After that, I could hardly get myself to do anything. And, to be honest, I’m still struggling. I genuinely don’t think I’ve experienced feelings similar to this since my father died. I’m not trying to be hyperbolic, I’m just trying to say that this despondency and hopelessness feels so much like grieving a loved one. I’m grieving the progress I thought we were making and I’m grieving all the potential steps backward our country could take and I’m grieving for the feeling of safety my friends and family have lost here.
I want to apologize to my readers for not being present and for not responding to comments. I read and appreciate them all. I want to apologize to publishers & authors who have given me copies of books to review. I haven’t read more than 50 pages in the past 3 weeks or so.
I had every intention of following along with the routines I had finally put in place for myself. Everything just sort of fell apart this month. I haven’t read, I haven’t written (sorry, NaNoWriMo), I haven’t exercised, I haven’t talked to you wonderful bookish people, I haven’t done many of the things that make me feel good and enrich my life. I’ve spent WAY too much time playing Animal Crossing (if you want to visit my town, hit me up). Now, I’m left to slowly rebuild everything I had made for myself, but now I have to navigate with some new priorities. I don’t know if I’m ready, but I want to be. I have some relatively big ideas and goals now. I’m beginning to realize what’s really important and what I’ll regret not doing in my lifetime. I’m just going to take it a day at a time, making sure to do something for myself and something for somebody else each day. It’s time to rebuild and go further.
When people say, “Don’t just sit there, do something,” they’re urging you to act.
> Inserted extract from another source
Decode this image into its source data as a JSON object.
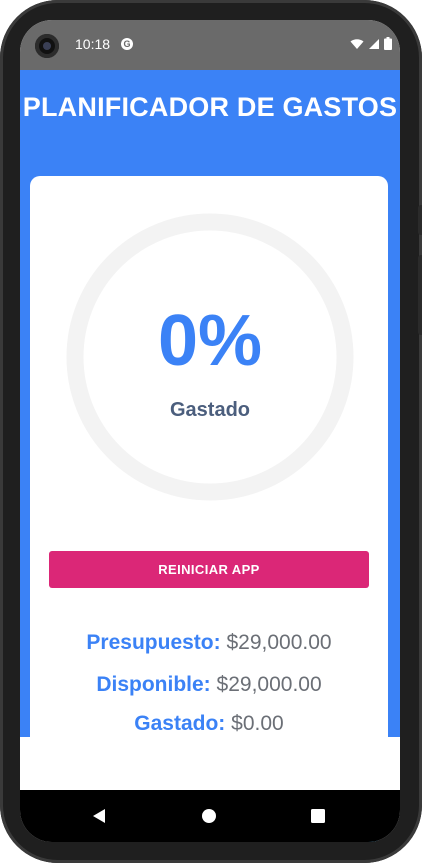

But if the quality of your being is poor—if you don’t have enough peace, understanding, and equanimity, if you still have a lot of anger and worries—then your actions will also be poor. - Thich Nhat Hanh, "How To Sit"
I’m going to get myself back to a state of normalcy and health, but only to create a strong base within myself. I will never stop fighting. I refuse to let any of this be normal.